In 2010, Ingistov removed the once-through, 150 gpm evaporative coolers, in part due to regulatory pressure to reduce the amount of water consumed. He relocated the nozzle arrays upstream of the silencer panels, with the fog nozzles aligned so they sprayed into the gaps between the panels. The new nozzle arrays spray 30 gpm of fog, which equates to 30°F of cooling, or 0.67% of the air mass flow, for the GE 7EA turbines.

Watson Cogen is close to the Pacific Ocean so it tends to be cooler and more humid than inland Southern California. Hot summer day conditions are given as 92°F dry bulb, 68°F wet bulb. It is possible to get about 23°F of evaporative cooling on a typical hot day.

Ingistov uses fog aggressively to achieve the greatest output. Since 2010, he has been operating all the fog nozzles whenever the ambient temperature is above 50 °F (nearly 24-hours a day, year-round). During cool and humid days and nights, most of the fog spray fails to evaporate in the inlet air duct and enters the compressor. On warm, dry days, most of the fog evaporates before entering the compressor, so most of the power boost is due to evaporative cooling. Evaporative cooling gives about twice the power boost of wet compression per mass-unit of spray.

Ingistov conducted a controlled experiment to compare media-type evaporative cooling with fogging. The evaporative cooler was removed from Unit 4 and replaced by a fogging array with a flow rate of 30 gpm. Performance measurements over several months demonstrated that for the vast majority of days, Unit 4 with only fogging outperformed the other units which had the evaporative coolers and the original 16 gpm fogging arrays. Under certain conditions, the evaporative coolers added almost no power. With the new system, when it is cool and the relative humidity is high, the evaporative cooler gives almost no power boost, while fog continues to boost performance through wet compression.

Taking into consideration the water consumption and the test results showing fog to offer a greater long-term performance boost, a decision was made to remove the rest of the evap coolers and replace them with fog nozzle arrays.

The facility has ran only the 30 gpm MeeFog systems for fogging and wet compression for nearly a decade. According to Ingistov, “during 20 years of operation, the MeeFog wet compression system has not caused blade erosion.”

By Thomas Mee

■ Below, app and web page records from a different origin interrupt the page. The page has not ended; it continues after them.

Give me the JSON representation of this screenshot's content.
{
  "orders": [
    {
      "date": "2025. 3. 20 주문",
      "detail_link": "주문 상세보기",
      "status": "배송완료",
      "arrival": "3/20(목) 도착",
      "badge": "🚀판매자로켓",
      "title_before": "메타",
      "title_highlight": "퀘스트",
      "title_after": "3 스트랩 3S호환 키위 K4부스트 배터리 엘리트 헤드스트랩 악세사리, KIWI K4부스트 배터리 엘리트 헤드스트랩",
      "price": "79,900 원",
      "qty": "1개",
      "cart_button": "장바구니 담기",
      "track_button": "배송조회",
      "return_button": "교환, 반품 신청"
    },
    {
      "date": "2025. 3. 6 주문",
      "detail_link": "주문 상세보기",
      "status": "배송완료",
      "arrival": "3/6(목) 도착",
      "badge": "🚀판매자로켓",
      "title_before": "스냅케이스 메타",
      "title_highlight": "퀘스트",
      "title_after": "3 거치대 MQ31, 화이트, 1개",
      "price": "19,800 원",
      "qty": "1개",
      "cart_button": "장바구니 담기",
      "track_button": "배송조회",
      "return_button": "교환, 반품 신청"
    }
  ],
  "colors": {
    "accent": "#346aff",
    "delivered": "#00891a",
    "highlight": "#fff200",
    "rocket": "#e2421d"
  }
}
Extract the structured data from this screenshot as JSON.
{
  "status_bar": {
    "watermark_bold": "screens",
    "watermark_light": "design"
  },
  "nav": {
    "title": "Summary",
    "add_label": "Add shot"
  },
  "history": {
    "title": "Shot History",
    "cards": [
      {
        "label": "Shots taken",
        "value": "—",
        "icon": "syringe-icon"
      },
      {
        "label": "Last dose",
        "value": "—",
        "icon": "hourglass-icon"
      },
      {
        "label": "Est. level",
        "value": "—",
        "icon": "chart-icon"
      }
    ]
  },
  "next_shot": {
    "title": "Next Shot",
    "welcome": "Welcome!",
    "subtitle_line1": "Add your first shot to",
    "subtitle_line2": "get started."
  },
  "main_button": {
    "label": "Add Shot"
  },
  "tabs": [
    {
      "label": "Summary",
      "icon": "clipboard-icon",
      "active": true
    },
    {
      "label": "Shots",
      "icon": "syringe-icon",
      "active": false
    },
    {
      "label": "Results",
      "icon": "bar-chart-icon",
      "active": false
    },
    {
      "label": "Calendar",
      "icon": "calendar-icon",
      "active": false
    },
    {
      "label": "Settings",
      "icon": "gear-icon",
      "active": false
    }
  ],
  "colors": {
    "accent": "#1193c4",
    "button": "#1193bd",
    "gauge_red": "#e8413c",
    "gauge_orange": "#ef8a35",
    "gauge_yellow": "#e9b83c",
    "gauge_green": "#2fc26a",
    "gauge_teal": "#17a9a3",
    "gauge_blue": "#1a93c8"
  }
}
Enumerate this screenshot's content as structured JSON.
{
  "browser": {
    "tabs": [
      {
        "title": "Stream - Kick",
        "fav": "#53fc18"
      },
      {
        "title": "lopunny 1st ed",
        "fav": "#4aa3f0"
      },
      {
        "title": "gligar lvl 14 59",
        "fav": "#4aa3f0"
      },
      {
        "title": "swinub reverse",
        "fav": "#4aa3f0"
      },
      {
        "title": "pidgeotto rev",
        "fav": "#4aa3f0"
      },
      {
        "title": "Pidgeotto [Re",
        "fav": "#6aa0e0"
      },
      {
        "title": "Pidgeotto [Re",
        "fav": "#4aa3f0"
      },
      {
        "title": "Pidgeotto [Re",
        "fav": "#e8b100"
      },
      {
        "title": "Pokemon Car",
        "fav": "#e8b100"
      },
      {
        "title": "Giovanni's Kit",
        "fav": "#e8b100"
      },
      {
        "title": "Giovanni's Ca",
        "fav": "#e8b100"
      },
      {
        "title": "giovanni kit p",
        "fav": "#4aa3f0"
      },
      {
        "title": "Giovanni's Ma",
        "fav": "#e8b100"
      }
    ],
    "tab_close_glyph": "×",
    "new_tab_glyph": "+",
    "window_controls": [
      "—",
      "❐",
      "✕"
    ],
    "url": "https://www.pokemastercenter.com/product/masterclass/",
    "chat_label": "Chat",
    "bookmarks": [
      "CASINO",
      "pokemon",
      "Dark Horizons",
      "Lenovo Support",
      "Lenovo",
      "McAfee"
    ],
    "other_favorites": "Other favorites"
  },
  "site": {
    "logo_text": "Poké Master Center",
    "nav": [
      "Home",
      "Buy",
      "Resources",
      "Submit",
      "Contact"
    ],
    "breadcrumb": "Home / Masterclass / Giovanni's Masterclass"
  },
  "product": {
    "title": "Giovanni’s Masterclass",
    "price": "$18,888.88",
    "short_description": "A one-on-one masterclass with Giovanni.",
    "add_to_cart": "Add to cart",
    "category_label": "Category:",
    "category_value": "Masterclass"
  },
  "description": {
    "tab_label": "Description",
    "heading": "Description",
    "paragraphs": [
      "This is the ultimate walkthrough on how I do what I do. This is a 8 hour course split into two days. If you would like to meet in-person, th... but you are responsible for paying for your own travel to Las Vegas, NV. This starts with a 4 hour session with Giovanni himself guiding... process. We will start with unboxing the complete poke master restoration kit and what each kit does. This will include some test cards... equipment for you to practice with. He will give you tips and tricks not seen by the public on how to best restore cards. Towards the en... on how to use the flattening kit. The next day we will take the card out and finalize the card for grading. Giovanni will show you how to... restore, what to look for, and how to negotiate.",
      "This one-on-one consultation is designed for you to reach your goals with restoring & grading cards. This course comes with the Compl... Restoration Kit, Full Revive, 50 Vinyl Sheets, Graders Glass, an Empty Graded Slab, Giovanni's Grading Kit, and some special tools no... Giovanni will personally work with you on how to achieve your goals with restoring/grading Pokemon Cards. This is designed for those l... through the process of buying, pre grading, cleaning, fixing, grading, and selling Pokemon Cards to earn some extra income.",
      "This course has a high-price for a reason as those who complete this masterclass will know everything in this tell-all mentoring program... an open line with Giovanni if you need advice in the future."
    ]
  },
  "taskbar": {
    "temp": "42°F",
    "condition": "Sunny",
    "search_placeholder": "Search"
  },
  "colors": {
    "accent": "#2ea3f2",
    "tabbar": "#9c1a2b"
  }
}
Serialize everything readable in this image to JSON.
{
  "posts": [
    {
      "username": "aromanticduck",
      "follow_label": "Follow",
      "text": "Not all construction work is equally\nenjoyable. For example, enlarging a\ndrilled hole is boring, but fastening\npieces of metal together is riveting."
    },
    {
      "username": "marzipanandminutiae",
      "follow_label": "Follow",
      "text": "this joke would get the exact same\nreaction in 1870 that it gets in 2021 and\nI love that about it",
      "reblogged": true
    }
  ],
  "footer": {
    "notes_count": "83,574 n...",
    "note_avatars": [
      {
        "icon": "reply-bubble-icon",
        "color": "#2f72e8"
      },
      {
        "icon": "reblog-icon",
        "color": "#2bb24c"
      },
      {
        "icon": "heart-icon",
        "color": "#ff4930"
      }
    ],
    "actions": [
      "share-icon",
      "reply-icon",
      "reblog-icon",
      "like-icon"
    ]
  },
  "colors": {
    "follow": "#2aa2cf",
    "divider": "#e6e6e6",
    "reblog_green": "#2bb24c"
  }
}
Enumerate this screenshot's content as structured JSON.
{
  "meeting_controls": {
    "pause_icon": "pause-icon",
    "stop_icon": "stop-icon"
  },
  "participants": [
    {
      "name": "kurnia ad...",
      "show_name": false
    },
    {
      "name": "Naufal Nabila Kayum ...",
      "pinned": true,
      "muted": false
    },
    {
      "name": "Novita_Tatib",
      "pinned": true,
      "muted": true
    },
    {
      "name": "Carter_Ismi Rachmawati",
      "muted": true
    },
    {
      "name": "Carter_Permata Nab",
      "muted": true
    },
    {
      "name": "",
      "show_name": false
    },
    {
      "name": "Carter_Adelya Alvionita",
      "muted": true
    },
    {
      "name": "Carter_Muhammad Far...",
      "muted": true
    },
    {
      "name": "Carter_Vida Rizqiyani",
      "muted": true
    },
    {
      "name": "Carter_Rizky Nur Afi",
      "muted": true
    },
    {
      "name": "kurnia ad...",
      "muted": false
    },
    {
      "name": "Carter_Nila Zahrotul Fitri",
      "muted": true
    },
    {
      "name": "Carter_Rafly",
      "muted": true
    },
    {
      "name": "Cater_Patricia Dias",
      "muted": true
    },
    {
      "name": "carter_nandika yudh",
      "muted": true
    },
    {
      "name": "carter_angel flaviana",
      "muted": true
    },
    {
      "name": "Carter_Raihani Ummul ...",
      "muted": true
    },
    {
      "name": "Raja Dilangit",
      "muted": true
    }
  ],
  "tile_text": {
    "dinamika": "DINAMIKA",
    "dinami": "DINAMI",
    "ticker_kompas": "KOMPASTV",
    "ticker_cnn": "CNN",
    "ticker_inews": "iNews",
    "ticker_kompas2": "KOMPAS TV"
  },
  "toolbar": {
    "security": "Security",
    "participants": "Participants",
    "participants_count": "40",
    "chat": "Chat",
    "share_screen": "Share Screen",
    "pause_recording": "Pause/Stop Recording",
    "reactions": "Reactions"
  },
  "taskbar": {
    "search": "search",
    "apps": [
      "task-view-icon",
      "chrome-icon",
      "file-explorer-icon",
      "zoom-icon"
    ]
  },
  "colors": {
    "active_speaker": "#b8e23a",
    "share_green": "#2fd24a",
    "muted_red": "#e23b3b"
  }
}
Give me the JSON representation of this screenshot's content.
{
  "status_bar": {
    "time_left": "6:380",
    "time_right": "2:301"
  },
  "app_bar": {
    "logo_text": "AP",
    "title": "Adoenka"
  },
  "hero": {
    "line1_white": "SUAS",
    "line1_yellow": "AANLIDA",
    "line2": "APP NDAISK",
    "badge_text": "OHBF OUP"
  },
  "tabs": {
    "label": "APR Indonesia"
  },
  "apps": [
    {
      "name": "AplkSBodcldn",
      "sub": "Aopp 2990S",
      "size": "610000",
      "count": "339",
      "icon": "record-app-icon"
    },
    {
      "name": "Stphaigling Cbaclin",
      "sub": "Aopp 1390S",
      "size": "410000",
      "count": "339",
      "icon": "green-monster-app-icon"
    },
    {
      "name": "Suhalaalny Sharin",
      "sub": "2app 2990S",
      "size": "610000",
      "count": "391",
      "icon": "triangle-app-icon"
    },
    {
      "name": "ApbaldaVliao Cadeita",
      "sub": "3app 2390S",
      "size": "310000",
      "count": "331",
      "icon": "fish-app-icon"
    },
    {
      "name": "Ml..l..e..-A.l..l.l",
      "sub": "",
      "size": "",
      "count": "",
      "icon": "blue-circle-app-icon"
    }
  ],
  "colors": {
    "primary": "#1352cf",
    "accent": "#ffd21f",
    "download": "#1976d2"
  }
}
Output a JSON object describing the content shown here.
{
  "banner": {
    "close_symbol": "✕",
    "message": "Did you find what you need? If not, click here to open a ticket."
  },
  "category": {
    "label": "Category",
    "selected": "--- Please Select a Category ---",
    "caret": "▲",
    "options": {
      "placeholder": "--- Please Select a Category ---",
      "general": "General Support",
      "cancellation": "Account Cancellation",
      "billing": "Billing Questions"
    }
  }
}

Thomas Mee is CEO of Mee Industries, a manufacturer of inlet air fogging and wet compression systems with more than 1,000 installations around the globe. For more information, visit MeeFog.com.